Washington is gearing up to greet Japan's new prime minister. Prime Minister Shinzo Abe's conservative Liberal Democratic Party came to power in December after winning a landslide election over the left-leaning Democratic Party. Abe, who previously served as prime minister in 2006-2007, has vowed to resolve the deep-rooted economic problems that have confronted his nation for decades. He has also pledged to stabilize Japan's troubled relations with some of its neighbors, including China, and enhance security ties with the United States.
What will be the topics discussed by President Barack Obama and Prime Minister Abe? Will economic issues be at the top of the agenda? Or will they be trumped by security considerations?
With respect to economic issues, it is likely that Japan's membership in the Trans-Pacific Partnership, a "high-standard" multilateral free trade agreement, will be on the agenda. Yoshihiko Noda, Abe's predecessor, had committed Japan to membership in the market-opening trade pact, but some in Washington suspect that Abe is having second thoughts. The new regional free-trade agreement is supported by big business, but it is opposed by Japan's agricultural interests. Both groups are among the staunchest supporters of the LDP. It is probable that Obama hopes that Abe will make a firm commitment to join the US-led TPP.
Although economic matters will find a place at the negotiating table, security issues are likely to dominate the talks. For a start, the two leaders may discuss plans to relocate an important US military base within Japan's Okinawa Prefecture - despite the opposition of local residents. Under the plan, the US Futenma Air base that is presently located in a highly populated residential district will be moved to a less crowded coastal area. But progress on the relocation has been slow.
Obama and Abe might also discuss additional US arms sales to Japan. Washington and Tokyo recently agreed a $10 billion deal for 42 Lockheed Martin radar-evading F-35 Joint Strike Fighter aircraft. This and other arms deals could be discussed.

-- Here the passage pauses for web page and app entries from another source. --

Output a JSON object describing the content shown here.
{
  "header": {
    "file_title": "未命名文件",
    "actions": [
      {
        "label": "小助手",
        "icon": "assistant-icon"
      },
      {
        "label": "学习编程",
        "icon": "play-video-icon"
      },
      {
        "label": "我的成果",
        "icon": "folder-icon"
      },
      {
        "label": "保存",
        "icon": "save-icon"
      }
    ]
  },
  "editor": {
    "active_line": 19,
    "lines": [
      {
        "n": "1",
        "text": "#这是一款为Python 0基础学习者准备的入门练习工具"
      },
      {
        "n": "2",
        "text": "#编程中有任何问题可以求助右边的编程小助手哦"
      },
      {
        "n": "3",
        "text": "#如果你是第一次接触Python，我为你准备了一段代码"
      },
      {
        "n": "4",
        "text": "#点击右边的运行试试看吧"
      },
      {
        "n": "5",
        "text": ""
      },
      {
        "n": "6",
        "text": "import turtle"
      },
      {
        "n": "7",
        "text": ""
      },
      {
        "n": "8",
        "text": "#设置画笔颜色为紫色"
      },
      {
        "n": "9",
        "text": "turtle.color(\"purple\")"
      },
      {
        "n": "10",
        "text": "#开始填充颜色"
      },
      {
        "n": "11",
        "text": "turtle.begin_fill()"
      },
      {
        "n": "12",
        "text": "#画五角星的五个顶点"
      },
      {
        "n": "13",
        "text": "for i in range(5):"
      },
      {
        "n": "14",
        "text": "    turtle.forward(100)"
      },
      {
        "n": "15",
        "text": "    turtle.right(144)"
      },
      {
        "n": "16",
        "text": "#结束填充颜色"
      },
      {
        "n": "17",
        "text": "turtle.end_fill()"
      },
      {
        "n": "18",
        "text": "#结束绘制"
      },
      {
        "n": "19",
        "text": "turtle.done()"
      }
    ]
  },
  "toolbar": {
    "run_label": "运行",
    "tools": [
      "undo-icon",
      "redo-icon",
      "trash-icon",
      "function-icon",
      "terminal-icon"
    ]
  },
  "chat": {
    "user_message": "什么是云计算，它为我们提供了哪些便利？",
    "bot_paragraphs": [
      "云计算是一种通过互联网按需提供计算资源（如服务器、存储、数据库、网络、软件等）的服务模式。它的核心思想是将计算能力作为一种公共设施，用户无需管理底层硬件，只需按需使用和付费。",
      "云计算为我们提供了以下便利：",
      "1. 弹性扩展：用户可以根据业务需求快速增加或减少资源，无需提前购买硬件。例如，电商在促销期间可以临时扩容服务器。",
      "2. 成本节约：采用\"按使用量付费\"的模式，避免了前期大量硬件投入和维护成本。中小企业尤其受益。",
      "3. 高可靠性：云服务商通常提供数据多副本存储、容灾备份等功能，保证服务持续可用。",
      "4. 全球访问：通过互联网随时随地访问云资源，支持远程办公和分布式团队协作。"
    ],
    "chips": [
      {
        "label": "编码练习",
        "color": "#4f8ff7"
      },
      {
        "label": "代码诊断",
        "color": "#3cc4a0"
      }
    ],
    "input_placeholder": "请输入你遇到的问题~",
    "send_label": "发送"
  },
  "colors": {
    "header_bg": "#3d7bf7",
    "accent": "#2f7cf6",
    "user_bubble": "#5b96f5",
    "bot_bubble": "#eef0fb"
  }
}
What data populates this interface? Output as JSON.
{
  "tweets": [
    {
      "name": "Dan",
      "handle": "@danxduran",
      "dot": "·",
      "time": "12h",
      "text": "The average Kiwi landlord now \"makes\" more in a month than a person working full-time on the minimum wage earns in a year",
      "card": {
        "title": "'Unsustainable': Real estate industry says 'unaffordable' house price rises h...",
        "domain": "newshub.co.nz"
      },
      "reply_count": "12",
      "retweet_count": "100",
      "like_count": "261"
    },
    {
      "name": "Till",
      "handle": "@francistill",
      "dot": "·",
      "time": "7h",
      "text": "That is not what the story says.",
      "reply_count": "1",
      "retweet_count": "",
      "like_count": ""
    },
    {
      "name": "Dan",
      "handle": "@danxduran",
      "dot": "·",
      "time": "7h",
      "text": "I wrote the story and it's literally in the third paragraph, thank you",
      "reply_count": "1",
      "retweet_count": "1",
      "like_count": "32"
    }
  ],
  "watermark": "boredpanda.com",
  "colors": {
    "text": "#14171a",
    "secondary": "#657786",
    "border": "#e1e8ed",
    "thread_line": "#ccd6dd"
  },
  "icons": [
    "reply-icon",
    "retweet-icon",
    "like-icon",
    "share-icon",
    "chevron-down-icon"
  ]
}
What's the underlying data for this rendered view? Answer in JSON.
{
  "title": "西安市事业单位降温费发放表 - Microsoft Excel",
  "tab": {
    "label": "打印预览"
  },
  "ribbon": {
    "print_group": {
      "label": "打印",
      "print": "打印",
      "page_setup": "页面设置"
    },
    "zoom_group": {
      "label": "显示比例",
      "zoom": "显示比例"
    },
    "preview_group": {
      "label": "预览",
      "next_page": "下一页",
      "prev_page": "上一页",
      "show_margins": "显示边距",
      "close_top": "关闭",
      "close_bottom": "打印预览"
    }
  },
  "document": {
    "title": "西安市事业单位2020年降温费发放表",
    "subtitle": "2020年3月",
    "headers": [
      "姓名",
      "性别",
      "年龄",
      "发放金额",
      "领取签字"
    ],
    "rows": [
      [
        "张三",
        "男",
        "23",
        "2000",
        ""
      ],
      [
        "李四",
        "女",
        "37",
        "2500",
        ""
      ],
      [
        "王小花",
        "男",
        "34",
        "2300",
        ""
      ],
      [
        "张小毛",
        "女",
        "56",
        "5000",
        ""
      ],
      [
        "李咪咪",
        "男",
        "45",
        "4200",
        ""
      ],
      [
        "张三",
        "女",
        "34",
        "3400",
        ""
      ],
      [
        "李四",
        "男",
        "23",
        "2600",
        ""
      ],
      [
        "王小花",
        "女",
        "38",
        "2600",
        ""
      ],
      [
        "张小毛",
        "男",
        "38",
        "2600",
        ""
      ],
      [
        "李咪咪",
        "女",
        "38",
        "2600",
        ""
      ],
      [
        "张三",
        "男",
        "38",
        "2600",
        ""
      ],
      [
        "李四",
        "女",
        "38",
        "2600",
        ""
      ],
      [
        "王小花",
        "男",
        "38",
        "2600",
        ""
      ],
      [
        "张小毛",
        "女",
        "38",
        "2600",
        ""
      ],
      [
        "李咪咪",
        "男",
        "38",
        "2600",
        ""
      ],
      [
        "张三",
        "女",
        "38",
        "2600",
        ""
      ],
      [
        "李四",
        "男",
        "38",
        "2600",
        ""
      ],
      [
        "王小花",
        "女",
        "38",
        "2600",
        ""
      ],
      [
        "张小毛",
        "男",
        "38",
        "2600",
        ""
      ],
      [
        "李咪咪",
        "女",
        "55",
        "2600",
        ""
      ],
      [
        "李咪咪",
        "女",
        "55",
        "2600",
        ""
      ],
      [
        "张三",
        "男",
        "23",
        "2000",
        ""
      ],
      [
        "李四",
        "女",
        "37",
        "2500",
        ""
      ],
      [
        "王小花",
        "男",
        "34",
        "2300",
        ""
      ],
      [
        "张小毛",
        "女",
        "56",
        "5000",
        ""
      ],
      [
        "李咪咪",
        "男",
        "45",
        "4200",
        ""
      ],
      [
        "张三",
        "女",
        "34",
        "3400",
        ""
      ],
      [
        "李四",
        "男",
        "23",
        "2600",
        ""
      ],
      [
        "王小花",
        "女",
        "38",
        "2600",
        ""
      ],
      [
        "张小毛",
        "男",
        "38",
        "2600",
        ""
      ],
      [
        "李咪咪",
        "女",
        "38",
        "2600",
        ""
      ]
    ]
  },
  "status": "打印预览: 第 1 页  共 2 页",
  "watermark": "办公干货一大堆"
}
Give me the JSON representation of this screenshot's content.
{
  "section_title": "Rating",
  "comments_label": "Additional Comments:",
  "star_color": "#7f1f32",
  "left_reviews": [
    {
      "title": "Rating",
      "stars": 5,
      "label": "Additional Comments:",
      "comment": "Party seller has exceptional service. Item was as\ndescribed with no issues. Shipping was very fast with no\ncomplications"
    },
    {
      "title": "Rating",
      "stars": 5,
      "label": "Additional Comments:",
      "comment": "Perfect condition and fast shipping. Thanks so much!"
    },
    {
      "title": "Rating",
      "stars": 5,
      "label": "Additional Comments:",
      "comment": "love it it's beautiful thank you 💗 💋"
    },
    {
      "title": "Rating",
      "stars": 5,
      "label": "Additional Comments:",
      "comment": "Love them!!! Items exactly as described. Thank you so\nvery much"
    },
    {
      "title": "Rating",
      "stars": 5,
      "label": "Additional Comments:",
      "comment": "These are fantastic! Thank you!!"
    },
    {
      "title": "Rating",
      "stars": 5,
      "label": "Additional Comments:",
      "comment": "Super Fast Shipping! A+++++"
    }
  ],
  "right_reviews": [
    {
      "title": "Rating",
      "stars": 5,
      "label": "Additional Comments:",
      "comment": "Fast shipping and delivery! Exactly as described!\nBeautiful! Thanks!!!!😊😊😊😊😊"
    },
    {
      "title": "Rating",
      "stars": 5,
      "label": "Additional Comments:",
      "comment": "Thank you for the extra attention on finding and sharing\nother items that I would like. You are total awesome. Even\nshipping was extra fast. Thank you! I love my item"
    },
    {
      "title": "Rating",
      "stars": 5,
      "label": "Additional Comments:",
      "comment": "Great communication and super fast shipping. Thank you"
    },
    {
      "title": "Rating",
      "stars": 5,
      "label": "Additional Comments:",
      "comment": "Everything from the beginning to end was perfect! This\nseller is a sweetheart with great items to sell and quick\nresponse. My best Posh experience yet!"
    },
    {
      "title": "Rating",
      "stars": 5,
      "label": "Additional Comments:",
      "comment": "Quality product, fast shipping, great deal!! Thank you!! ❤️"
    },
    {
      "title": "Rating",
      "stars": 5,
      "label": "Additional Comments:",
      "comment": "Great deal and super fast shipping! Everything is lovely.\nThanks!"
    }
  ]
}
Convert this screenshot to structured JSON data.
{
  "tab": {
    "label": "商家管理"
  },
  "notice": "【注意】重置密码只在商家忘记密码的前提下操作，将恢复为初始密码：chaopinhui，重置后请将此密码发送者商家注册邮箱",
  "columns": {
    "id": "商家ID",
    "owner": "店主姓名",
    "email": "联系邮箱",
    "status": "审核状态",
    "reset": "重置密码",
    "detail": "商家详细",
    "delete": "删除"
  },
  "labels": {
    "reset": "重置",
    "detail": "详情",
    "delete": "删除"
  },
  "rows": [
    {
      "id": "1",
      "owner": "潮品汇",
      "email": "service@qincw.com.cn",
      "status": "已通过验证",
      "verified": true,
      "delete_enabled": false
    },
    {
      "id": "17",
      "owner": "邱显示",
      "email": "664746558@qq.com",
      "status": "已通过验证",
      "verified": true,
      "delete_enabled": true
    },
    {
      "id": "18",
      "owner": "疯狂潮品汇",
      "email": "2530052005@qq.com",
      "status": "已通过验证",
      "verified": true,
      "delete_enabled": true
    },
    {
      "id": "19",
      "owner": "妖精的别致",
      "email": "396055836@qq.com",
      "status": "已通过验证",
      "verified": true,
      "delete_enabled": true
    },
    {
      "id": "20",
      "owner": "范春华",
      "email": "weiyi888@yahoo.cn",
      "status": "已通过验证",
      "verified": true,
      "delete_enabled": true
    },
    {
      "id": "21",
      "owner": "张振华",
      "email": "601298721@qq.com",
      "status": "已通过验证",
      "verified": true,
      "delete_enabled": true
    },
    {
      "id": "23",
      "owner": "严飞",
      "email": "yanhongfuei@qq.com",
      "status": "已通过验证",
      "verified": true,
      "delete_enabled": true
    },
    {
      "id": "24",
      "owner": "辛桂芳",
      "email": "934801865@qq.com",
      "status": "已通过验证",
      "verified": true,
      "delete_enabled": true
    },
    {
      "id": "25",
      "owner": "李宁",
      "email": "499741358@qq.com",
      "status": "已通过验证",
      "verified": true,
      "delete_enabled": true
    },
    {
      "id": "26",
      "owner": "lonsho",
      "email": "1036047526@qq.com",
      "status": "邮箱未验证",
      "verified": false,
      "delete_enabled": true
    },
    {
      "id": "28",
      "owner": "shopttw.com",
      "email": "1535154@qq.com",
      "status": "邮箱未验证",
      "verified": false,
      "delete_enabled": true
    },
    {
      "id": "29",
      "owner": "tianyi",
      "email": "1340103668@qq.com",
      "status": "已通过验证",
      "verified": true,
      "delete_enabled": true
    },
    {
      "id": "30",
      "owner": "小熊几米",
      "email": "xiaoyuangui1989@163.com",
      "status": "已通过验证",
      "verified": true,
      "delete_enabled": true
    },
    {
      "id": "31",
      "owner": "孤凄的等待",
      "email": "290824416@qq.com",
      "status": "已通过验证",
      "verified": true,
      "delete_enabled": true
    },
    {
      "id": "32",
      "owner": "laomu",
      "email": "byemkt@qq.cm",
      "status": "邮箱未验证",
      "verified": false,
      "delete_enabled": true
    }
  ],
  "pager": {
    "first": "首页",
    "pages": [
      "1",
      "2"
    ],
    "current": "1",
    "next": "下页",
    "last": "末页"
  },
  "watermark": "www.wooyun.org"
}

A revision of the US-Japan Defense Guidelines could also be near the top of the agenda. The original guidelines were drafted in 1978, and designed to help the two sides prepare for a possible conflict with the Soviet Union. The current guidelines were inked in 1997, and were a reaction to heightened tensions on the Korean Peninsula. A new set of guidelines will reflect recent changes in the global security environment including the rise of cyber warfare, terrorism and piracy. Japanese officials concede that concerns about the Democratic People's Republic of Korea and the rise of China are also serving as drivers for a revision of the guidelines. The new defense guidelines will probably permit Japan to exercise collective self-defense. This means that Tokyo could use its armed forces to assist allied troops if attacked.
However, it is more than likely that the issue topping the agenda will be the longstanding quarrel between Japan and China over a handful of uninhabited islands in the East China Sea. Tokyo argues that it gained control of the island group in 1895 when they were terra nullius - land belonging to no country. But China says that the territory was stolen by Tokyo in the first Sino-Japanese War and should have been returned after World War II in keeping with the terms of the Cairo Declaration and Potsdam Proclamation. In 2012, tempers flared after a right-wing governor of Tokyo launched a drive to purchase the islands from their "private" owners. To prevent this from occurring, Japan's central government bought them instead. These moves infuriated people in China.
Despite pledges to adopt a measured approach to this quarrel, Abe has done little to defuse tensions. For example, on Jan 11, the prime minister declared that "there is no room for negotiation". And on Feb 2, he rallied his nation's military forces with a pledge to "stand up against the present danger ... at all costs". Given the fact that Washington has called on Tokyo to "reach out" and hold "discussions" with Beijing, such statements cannot be considered helpful.
The US-Japan alliance is a tight one. But it is also fraught with the same tensions that characterize most alliances. As Glenn Snyder explained in his classic study, The Security Dilemma in Alliance Politics, the partners in an alliance often fear abandonment or entrapment. The weaker party will sometimes fear abandonment. On the other hand, if a stronger state perceives that an ally's interests deviate from its own defense concerns, it will fear that it will be entrapped in a conflict with other states over issues that are of little concern to its own security. This helps explain why Obama will probably inform Abe that the US does not want to become entrapped in a conflict with China over a pile of rocks in the East China Sea. Rather, he will be politely urged to tone down his rhetoric and open negotiations to settle this territorial dispute in a flexible and balanced way. Although Abe is sometimes described as a "hawkish" politician and a "hothead," he has also earned a reputation as a pragmatist. With any luck, Tokyo will follow Washington's advice and reach out to Beijing.
The author is director of the Graduate Program in Global Studies at Missouri State University.
(China Daily 02/19/2013 page9)